Blame the Food Network. The television channel and its many tentacles has transformed the idea of being foodie, once the province of boring recipe shows, into full-on adventure entertainment. If not that, then blame the Whole Foods-fueled movement toward healthy and local eating. Whatever the cause, culinary tourism is on the rise. Ten years ago, it was barely discussed. Today, it's an estimated $150 billion industry, according to the World Food Travel Association.
Not everyone can afford to live like Anthony Bourdain, though. The startup Try the World, Kat Vorotova and David Foult , has emerged to bring exotic foods from far-flung destinations to doorsteps around the U.S. The New York-based company has been shipping $45 boxes of various packaged foods to subscribers since the beginning of this year. (The boxes can be purchased individually or via monthly subscription.) The goal with the company's first box, a Valentine’s Day package from Paris, was to make $1. The boxes sold out within two days, and Try the World has shipped thousands of boxes since.
The company tapped into a trend that grocery stores are only beginning to recognize: Americans are hungry, literally, for variety. “Customers are becoming more sophisticated,” Vorotova says. “If they want coffee, they want it to be from Brazil, or if they want pesto, they want it to be from Italy.”
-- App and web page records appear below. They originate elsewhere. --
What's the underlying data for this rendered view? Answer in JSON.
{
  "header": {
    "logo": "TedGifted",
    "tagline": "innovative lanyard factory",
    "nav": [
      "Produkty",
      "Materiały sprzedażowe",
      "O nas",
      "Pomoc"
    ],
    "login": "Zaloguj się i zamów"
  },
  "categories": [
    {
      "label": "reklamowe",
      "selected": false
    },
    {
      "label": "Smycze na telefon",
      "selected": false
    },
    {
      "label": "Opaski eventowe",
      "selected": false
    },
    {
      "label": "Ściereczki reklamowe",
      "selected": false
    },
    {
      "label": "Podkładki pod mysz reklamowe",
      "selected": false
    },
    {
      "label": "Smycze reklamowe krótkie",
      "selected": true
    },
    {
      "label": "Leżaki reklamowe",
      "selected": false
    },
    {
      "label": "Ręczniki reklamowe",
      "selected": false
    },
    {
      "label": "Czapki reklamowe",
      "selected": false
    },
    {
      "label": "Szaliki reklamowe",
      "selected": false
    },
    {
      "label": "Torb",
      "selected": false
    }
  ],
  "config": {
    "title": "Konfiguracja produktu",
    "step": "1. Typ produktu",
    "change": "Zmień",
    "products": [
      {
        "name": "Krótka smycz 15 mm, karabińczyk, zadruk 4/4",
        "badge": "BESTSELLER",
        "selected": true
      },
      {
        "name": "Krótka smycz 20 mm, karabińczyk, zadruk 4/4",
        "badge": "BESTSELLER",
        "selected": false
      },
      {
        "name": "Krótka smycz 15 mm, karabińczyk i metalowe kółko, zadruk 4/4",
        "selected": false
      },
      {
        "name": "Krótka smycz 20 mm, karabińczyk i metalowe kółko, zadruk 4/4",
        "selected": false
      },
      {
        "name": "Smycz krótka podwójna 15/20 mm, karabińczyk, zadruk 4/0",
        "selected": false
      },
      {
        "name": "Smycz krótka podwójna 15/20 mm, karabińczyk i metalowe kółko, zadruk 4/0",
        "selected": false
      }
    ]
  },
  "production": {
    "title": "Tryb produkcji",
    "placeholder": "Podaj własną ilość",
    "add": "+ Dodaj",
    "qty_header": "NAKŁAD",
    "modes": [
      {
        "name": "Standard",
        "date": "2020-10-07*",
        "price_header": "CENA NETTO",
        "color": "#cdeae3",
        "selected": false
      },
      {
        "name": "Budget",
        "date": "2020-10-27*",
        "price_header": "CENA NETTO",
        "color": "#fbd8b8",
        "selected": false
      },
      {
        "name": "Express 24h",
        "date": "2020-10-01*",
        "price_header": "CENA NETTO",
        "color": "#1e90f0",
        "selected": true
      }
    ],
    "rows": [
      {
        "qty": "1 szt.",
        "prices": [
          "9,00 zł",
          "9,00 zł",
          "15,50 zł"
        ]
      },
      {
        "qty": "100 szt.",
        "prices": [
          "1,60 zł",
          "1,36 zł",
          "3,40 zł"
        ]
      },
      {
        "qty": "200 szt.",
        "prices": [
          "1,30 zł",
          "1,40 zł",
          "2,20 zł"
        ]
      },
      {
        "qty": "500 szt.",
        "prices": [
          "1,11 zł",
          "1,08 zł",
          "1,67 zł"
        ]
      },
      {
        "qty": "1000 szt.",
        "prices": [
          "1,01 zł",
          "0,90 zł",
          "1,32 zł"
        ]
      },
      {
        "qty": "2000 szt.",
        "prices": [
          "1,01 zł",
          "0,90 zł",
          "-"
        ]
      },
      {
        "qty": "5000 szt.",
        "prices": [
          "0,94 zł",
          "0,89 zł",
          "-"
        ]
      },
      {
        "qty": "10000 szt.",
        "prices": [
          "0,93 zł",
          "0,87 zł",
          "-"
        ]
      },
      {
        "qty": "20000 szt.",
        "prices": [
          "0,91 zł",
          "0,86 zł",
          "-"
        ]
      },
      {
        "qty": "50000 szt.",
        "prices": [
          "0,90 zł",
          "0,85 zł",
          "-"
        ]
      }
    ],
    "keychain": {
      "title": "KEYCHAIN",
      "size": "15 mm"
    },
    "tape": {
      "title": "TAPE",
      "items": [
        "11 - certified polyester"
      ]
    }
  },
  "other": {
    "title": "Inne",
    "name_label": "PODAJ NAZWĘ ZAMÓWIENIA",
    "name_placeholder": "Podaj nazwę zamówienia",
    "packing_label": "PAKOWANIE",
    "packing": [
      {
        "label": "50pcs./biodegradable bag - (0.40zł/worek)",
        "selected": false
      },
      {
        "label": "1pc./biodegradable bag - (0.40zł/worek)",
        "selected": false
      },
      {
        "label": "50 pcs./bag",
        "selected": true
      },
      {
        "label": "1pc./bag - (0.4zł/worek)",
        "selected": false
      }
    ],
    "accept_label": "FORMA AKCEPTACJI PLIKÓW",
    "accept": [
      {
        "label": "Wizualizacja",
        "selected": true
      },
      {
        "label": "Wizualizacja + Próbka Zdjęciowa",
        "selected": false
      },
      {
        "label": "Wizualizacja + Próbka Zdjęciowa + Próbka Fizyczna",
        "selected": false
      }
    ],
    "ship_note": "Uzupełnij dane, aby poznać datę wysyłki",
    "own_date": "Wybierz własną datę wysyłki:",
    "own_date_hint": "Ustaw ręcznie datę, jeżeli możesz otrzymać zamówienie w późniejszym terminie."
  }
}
Thus a box that allows curious eaters to sample snacks and flavors of other cuisines without actually traveling there. Try the World’s boxes are curated by local chefs or people in the food industry looking for exposure in the U.S. The goal is to offer an authentic mix of local favorites, packaged with background information to put the food into context. The Paris box, for example, features a chestnut spread from a region protected by a government standard called appellation d’origine contrôlée, a package of hand-harvested salt from the Camargue region, and teas from Palais des Thés.
“ We really want it to feel like the experience of someone who is traveling and sending you the best goodies,” Vorotova says. The company works with foreign brands to get deep discounts on the items included in the boxes, since many foreign food brands are seeking to grow in the U.S.
Try the World has shipped boxes from France, Japan, Brazil, Italy, Turkey, and India. The next box will be focused on foods from Great Britain. The boxes are marketed as city boxes, focused on one location, but feature items from around the country that would appear in a store in a particular city.
Try the World has raised $700,000 in seed funding from angel investors to expand its offerings and invest in marketing. The investors include Georges-Henri Levy, a French entrepreneur; Brian Kleinberg and Beth Lacey, former American Express executives; Ketty Maisonrouge, a professor at Columbia Business School and luxury strategist; Kevin Quinn, a Partner at Genki Advisory; Dominique Faye, a food industry executive; and The Eugene Lang Entrepreneurship Fund at Columbia Business School.
The money will also go toward building an online marketplace, where customers can directly purchase items from the monthly boxes. That move follows the footsteps of one of the most successful subscription commerce startups, Birchbox, which has 800,000 subscribers and was valued at $485 million in its latest round of funding. Birchbox gets around 30% of its revenue from direct purchases and the rest from monthly box subscriptions.
Subscription commerce became a trendy business model among startups several years ago, led by startups like Birchbox (focused on cosmetics) and followed by the apparel companies ShoeDazzle, BeachMint, and JustFab. Subscription companies like Barkbox (for dog supplies), Dollar Shave Club (for razors), and Blue Apron (for meal ingredients) raised large rounds of funding. Others including Lot18 for wine, Caskers for craft spirits, and Craft Coffee for coffee have made their mark introducing foodies to new specialty products. Now there are monthly subscription services for just about anything, from condiments (Ship and Dip) to marijuana accessories (The Happy Crate). There’s even one for lingerie and sex toys called Blush Box.
The category has not been without its failures. ShoeDazzle, BeachMint, and JustFab have struggled and ultimately consolidated. (BeachMint scaled back before merging with Lucky magazine earlier this month; JustFab and ShoeDazzle merged in late 2013.) Others, such as celebrity-infused 12Society, found soft landings. TastingRoom, a subscription wine service, sold to Lot18. Two subscription sex toy services, BoinkBox and SpiceGuides (previously known as Dejamor), have put operations on hold.
Vorotova says she’s observed some of the shortcomings of subscription commerce and learned that subscription commerce needs to over-deliver every month. “You have to create some kind of value for the subscriber, along with excitement and experience that is shareable and essentially becomes viral,” she says. Try the World includes large portions of each product in its boxes, so customers don’t feel they’re not getting enough value.
One drawback? Try the World's boxes only feature packaged foods, since that’s what’s shippable. Further, the boxes can only include FDA-approved items. Which means that holy-grail items of foodie tourism—illegal Spanish ham, say, or unpasteurized French cheese, which is more difficult to purchase in the U.S. than a gun—still requires a trip abroad.
Update: A previous version of this article incorrectly stated that Try the World's co-founders were ex-Google employees. They were participants in an incubator at Google.